The large majority of anglers who target crappies tend to do so during the first or last couple of hours of daylight. While this is a very productive way to target numbers of fish, many anglers don’t often fish much later than dark and are missing out on some great fishing opportunities. This is especially true from the end of the spawn through summer, when some of the biggest crappies are caught in the middle of the night.

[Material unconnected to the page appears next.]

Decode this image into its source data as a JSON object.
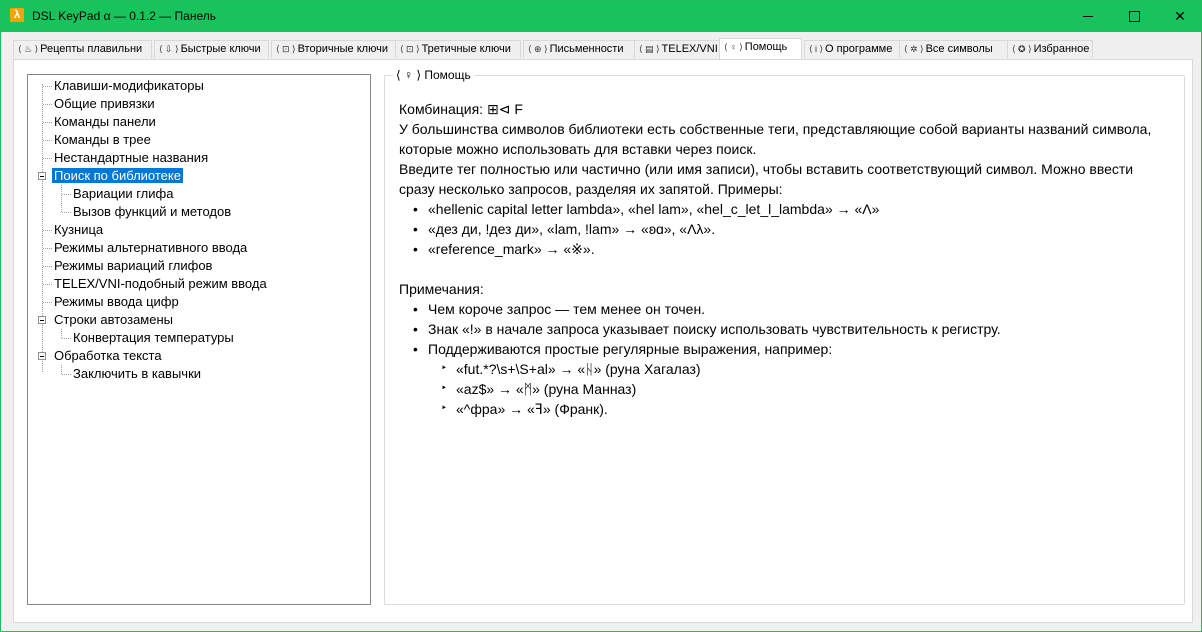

The main reason crappies go on a feeding binge during the darker hours is due to their increased sight advantage over their prey. For smaller crappies this is because zooplankton will rise up in the water column and suspend during the low-light hours. Larger crappies, however, tend to prey upon the other smaller species that also come to feed on the zooplankton. Depending on the body of water, this small prey species can be anything from young of the year bluegills to shiners, though in any waters where there are large numbers of small perch you can bet that they will be a slab’s first choice. Crappies actually have the largest sized eyes in comparison to the rest of their bodies of any freshwater fish, so even though they lack the advanced tapetum layer that walleyes have, they are very good predators during periods of reduced light penetration. This is mostly because large eyes allow more light in and allow crappies to see much better than their prey.
It can be daunting to try and figure out where the crappies actually go during the night. But more often than not, they simply slide into shallower water near weeds to follow the prey that is moving in to feed on the increased insect activity. Start to fish for these slabs with a 1/32 or 1/16 oz jig with a crappie minnow suspended halfway off the bottom. The reasoning for this is that due to the placement of eyes on a crappies head they will notice your bait a lot easier if it is placed above them. New this year are two smaller sizes of the Thill Splash-Brite bobber. These only light up when they hit the water and the smallest size is perfectly paired with a 1/16oz jig or a 1/32oz jig and a splitshot. With the battery and light inside the bobber, you can make pinpoint casts at even long distances.
Color selection doesn’t seem to be as important during the night bite as it can be during daylight hours, though this doesn’t mean that some colors won’t outproduce others. I have always done best with the darkest colors I can find. The black and chartreuse and the orange and brown colors on the new Lindy Jig are two of my go-to colors for fishing at night. Darker colors stand out more to a fish during the night as it is never as dark under the water as a pure black jig. Movement is what will catch their eye, so a struggling minnow or slow pops of the bobber will get them chasing.
Night fishing for big slabs is a closely held secret for many seasoned anglers. Give it a try this open water season, it gives you some extra time on the water, and helps to avoid the mobs of jetskiers, pleasure boaters, and pontoons full of panfisherman that are only out during the daytime. You will also find that on most bodies of water the biggest crappies wait until after sundown to really put their feedbags on.
By: Bob Bohland